Dataset rows describing interfaces
+--

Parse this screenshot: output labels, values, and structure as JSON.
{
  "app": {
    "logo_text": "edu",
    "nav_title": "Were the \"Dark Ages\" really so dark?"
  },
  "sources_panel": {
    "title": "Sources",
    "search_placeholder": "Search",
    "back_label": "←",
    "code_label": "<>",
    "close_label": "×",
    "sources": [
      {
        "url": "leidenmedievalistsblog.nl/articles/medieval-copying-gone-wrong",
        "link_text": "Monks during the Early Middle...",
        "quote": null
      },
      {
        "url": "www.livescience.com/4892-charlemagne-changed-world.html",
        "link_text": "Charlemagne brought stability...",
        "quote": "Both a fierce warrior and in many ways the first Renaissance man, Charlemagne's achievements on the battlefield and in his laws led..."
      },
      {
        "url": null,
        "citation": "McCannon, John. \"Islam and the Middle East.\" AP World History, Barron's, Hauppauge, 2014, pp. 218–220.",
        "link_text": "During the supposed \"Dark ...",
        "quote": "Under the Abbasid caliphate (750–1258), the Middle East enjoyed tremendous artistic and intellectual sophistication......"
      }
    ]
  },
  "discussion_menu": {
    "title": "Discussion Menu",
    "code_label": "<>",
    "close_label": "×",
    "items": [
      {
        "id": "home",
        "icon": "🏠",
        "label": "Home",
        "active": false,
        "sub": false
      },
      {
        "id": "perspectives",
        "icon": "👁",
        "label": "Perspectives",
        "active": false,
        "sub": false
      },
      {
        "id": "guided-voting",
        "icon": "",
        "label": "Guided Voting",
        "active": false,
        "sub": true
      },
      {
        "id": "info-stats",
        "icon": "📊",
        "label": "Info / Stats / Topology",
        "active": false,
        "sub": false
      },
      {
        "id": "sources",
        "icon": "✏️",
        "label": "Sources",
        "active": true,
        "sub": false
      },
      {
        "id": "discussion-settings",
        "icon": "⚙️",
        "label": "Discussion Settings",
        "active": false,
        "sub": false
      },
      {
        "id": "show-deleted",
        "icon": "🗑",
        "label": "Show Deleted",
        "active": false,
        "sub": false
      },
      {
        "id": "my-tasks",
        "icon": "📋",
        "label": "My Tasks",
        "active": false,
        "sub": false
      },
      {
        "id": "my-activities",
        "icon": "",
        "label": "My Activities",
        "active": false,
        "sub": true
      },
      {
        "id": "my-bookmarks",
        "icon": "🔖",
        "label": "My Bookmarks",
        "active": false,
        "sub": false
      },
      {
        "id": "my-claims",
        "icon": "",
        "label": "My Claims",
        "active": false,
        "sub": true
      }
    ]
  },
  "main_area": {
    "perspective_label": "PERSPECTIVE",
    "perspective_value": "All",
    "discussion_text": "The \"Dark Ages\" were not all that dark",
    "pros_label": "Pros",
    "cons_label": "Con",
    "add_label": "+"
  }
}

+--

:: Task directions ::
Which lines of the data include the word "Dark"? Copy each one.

:: Answer below ::
    "nav_title": "Were the \"Dark Ages\" really so dark?"
        "link_text": "During the supposed \"Dark ...",
    "discussion_text": "The \"Dark Ages\" were not all that dark",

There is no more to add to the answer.